Beyond Relevance, a superb blog which covers marketing, change, growth etc. Some examples from there:
on change in worship: if someone wants the songs sung today like they were thirty years ago, this person is more than likely struggling with two things when someone tries to bring about change: 1) That their greatest moments with God were in their past (instead of looking to find fresh times with God in their future), and 2) that their inability to learn all the words to all the new songs that we do in our A.D.D. song rotations (and small "very cool" overhead text) just makes them want to give up.
On childrens ministry: What visitors want to see from Children’s Ministry and the Nursery is twofold—security and genuine care. If their kids have fun, that is the cherry on top. When they drop their kids off, they’re seeking a strong sense that their child will be safe, warmly and sincerely accepted, and seen as an individual child. They want to hear you say their child’s name and see you help the child become part of the group. To them, their child is not just another kid. It’s their kid. They want them to feel special and it speaks volumes if you make them feel that way…but even louder if you don’t.
on church notice sheets: All printed materials that you put out as a church form to create your church’s personality in printed form. If your printed materials are not consistent in style and quality, that’s what people will take away from your church, consciously or sub-consciously. If they are outdated, you’re telling people your church is outdated. On the other hand, these pieces might be telling people that you’re the “cool” church. This would work if you genuinely are the cool church, but if you’re not, that’s an awkward disconnect.

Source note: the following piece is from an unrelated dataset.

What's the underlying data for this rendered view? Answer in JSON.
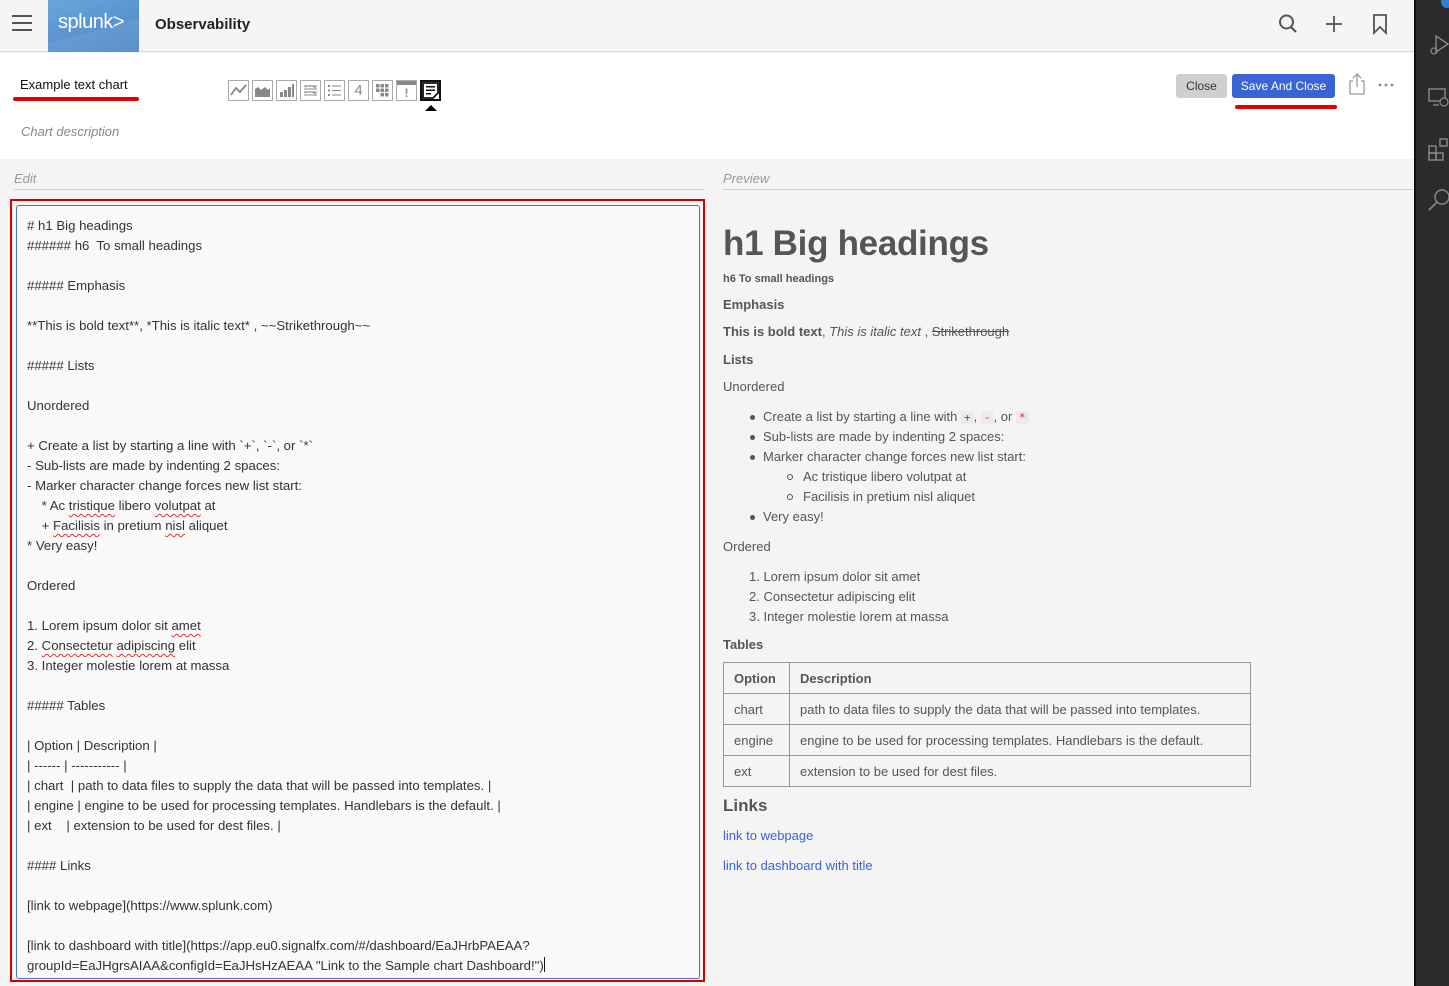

The really good thing about Beyond Relevance is that there aren't loads of posts there, and what is up is concise, well written, and to the point. Superb example of 'less is more' blogging, where you could read the whole site at one sitting and come away with a bagful of nuggets.